He suggested that House and Senate leaders require five-day workweeks three weeks a month.

And both men said that senators don’t socialize and get to know each other as people like in years past.

“If you don’t know someone, you don’t compromise with them,” Daschle said, adding that there should be more joint caucuses in which both parties meet. He said that joint caucuses helped members of Congress come together after 9/11.

Both former politicians noted that the stakes for dysfunction in the federal government are high. Kyl said it affects the ability to solve problems at every level.

“Instead of viewing yourself as a citizen of Tempe looking at a zoning case, you divide into different camps and motives are suspect,” he said.

Kyl said that rather than trying to make reforms at the federal level, which can have unintended consequences, it’s up to citizens to vote, be engaged and advocate for civic education.

“What are the key things in the Declaration of Independence that every American should know?
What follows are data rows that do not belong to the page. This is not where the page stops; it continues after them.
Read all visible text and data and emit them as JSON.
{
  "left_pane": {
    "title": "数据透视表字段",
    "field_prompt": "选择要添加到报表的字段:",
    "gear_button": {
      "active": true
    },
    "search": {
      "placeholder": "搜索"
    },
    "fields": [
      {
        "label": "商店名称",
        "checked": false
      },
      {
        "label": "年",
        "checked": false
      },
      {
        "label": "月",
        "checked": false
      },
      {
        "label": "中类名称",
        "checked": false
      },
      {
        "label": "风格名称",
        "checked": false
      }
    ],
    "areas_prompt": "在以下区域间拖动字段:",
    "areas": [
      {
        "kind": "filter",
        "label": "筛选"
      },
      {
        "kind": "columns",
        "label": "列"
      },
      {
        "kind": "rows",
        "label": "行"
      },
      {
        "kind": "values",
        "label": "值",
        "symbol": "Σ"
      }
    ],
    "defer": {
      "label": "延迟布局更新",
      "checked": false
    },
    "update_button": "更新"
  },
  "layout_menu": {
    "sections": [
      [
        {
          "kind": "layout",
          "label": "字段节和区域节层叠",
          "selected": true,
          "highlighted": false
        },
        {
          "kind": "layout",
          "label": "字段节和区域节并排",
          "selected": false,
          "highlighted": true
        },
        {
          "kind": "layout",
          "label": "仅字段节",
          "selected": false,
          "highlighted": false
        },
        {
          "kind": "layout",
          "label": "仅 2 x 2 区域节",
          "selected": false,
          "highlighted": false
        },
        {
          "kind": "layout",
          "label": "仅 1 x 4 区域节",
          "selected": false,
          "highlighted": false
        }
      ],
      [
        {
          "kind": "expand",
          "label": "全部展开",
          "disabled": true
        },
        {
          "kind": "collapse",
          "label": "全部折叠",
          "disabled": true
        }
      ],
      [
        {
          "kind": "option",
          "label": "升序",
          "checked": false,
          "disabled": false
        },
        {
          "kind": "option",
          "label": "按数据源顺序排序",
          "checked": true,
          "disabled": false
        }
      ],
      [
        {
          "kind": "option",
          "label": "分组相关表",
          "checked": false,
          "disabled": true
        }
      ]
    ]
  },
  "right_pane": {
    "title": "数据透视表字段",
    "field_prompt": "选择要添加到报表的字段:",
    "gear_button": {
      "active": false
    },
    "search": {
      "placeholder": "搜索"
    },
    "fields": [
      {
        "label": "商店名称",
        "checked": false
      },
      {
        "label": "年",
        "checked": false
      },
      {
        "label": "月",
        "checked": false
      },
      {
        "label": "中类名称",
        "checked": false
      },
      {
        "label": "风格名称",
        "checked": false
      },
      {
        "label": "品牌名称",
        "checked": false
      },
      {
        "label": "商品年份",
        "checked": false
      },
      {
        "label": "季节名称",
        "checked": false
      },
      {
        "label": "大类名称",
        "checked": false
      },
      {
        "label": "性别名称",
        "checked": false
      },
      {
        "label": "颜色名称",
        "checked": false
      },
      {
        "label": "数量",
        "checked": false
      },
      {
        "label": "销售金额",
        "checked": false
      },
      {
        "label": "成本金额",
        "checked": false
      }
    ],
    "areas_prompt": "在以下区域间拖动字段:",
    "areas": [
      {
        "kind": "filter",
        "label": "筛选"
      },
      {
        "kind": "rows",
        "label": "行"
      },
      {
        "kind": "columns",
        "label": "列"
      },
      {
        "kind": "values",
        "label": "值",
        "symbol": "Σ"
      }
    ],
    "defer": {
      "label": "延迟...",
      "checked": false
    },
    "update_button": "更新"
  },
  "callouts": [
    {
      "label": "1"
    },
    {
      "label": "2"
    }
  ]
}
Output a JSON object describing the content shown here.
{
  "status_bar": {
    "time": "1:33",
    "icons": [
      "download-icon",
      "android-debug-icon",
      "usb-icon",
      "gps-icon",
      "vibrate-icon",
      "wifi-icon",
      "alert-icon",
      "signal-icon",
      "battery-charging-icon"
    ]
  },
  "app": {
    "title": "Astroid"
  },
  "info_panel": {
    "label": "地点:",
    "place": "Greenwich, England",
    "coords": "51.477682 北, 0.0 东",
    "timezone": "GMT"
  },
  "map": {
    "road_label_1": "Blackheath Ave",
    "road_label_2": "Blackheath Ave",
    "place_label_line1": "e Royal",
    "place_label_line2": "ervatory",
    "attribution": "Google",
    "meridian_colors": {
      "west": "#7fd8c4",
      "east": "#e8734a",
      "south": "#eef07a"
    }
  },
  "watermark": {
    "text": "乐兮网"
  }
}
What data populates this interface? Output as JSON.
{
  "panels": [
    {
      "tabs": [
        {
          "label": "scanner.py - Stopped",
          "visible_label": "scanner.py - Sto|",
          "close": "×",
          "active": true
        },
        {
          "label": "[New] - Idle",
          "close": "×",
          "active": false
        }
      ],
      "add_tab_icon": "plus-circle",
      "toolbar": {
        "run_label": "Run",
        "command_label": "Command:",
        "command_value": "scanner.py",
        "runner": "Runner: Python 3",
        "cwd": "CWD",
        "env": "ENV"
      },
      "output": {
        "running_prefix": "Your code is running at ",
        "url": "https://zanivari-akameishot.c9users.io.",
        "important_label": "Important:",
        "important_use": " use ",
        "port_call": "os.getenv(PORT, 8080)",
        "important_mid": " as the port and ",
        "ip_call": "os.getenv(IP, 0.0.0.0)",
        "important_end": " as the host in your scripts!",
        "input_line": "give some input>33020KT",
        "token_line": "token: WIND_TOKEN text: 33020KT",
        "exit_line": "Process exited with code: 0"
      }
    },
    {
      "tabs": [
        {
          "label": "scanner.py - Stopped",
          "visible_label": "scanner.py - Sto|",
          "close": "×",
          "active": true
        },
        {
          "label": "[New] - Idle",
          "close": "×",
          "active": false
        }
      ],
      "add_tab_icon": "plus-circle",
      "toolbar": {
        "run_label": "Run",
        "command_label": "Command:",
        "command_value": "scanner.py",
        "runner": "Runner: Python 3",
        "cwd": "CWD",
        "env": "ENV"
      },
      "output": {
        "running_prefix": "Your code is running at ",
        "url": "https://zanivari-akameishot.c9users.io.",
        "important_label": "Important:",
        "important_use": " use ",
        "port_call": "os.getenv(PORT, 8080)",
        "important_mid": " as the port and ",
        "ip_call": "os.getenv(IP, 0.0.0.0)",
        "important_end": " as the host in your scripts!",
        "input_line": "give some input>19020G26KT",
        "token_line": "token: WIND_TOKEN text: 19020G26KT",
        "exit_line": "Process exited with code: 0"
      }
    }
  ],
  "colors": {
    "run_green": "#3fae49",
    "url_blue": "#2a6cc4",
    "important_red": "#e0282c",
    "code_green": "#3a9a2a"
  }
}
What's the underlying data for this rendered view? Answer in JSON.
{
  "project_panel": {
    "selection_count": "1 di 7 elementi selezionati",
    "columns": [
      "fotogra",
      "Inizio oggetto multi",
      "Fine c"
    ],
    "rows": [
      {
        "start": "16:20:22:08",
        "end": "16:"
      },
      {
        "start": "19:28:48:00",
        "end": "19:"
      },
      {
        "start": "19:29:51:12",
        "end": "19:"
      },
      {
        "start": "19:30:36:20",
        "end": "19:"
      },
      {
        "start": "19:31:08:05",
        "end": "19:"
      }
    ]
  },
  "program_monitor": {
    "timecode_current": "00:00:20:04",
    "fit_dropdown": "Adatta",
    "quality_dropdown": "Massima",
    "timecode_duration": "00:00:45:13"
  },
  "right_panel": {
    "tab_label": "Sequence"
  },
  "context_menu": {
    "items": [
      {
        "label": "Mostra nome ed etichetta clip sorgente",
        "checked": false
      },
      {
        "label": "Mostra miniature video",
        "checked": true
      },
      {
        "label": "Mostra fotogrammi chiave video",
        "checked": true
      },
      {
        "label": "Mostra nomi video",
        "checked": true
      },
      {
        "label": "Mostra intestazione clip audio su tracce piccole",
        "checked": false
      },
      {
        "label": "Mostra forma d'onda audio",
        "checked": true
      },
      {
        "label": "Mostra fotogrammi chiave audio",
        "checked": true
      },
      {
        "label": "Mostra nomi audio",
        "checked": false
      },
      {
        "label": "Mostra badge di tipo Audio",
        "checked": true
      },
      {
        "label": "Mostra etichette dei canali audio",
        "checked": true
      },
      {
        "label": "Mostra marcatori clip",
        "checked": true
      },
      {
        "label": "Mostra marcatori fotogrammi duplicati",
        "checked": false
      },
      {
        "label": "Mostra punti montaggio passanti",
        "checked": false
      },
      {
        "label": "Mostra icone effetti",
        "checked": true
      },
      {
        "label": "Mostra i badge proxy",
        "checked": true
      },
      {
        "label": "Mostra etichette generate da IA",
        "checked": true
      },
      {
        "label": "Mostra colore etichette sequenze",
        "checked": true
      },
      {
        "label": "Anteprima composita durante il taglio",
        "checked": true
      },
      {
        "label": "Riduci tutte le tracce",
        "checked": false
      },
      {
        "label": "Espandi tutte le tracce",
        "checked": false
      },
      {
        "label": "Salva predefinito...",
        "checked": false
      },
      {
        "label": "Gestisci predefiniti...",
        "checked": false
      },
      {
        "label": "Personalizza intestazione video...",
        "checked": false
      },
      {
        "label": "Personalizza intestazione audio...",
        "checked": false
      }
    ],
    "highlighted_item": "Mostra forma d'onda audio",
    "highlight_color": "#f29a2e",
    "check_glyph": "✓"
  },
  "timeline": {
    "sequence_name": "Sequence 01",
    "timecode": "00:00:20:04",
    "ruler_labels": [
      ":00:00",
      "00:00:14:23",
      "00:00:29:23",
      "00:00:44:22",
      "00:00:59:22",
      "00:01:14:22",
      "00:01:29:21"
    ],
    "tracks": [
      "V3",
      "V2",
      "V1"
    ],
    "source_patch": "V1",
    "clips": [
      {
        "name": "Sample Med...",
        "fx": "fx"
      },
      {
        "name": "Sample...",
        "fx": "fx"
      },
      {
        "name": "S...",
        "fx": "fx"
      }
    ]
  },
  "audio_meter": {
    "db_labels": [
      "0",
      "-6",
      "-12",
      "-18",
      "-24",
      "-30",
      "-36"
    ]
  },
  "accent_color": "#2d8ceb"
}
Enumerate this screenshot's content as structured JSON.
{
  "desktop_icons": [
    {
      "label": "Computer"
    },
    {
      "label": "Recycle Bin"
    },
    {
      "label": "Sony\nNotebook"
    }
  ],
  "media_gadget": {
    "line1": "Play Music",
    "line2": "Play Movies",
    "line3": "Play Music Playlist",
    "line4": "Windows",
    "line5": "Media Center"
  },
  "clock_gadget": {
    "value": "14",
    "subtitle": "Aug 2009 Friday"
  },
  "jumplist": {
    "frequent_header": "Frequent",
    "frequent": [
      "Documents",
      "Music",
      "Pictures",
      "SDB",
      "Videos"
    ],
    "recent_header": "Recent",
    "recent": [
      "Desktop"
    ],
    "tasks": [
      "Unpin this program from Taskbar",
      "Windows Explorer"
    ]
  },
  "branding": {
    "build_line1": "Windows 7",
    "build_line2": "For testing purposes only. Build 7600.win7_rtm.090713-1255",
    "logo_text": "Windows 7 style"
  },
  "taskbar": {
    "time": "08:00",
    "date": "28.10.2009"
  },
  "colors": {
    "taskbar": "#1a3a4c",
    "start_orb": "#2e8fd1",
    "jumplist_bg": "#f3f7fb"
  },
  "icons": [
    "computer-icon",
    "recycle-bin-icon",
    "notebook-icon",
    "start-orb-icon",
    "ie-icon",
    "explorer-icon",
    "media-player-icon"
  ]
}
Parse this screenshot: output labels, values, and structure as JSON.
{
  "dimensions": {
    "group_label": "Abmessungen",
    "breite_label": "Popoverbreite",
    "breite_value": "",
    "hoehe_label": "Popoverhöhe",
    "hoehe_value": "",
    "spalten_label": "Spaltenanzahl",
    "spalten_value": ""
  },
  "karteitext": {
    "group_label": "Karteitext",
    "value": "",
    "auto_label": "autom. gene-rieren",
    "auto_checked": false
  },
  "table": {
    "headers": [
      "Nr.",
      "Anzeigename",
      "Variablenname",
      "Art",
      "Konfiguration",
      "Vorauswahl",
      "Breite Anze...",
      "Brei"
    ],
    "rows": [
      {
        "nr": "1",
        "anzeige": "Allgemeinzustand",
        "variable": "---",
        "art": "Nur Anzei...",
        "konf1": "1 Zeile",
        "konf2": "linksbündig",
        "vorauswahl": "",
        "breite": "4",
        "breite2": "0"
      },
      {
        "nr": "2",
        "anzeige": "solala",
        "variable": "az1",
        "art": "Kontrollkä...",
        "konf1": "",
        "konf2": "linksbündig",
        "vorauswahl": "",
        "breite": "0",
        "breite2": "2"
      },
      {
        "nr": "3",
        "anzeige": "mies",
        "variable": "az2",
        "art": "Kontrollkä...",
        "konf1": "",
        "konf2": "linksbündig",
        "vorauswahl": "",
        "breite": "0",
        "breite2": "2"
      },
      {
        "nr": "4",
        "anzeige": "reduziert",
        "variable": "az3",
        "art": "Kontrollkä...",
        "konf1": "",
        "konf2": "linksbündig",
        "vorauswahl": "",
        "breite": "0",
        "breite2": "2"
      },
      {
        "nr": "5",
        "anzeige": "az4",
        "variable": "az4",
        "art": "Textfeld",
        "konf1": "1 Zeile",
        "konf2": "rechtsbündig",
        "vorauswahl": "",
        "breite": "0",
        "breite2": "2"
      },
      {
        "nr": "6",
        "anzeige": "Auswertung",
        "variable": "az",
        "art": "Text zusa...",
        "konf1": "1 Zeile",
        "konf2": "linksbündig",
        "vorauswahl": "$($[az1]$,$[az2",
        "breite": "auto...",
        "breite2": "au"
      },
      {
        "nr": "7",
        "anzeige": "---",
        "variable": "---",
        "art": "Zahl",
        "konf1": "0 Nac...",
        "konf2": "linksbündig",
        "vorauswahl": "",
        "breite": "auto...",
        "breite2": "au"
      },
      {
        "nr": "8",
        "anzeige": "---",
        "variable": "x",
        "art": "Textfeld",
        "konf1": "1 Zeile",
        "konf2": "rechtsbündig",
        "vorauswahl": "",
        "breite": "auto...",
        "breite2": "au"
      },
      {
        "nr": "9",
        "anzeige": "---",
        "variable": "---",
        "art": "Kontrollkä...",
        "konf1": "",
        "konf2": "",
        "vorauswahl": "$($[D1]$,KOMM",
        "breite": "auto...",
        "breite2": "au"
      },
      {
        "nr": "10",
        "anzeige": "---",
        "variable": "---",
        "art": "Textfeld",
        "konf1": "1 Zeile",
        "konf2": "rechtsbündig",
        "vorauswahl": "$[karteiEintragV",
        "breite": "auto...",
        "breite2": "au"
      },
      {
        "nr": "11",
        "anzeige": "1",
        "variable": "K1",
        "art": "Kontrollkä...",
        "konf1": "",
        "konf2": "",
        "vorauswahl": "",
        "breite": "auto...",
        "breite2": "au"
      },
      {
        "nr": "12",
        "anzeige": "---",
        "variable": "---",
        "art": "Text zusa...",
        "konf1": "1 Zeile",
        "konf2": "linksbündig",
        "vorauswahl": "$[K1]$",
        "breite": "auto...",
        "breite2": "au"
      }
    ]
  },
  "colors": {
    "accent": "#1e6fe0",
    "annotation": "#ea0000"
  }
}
Because that’s what we’re fighting for,” he said.

“We should teach kids not to agree with each other but how to analyze a problem.”

And our leaders should work on negotiation and compromise, Kyl said.

“I learned that the best way to legislate nationally is to give the other side some percentage of the victory, and try to get your percentage as well.

“But it’s hard to do when people say ‘You have to be pure, and if you’re not we’ll replace you with someone who is.’ It takes courage.”

The next School of Civic and Economic Thought and Leadership event will be a talk on Nov. 9 by social psychologist and author Jonathan Haidt titled, “America’s Escalating Outrage: Why Is It Happening, What Does It Do to Colleges, and How Can We Reverse It?” For details, go here.

 

Top photo: Former U.S. Sens. Tom Daschle, D-S.D. (left) and Jon Kyl, R-Ariz., discuss "Disagreement and Civil Dialogue on American Politics and Civic Culture," at Katzin Concert Hall in Tempe on Thursday evening. Photo by Charlie Leight/ASU Now

Mary Beth Faller

reporter , ASU Now

480-727-4503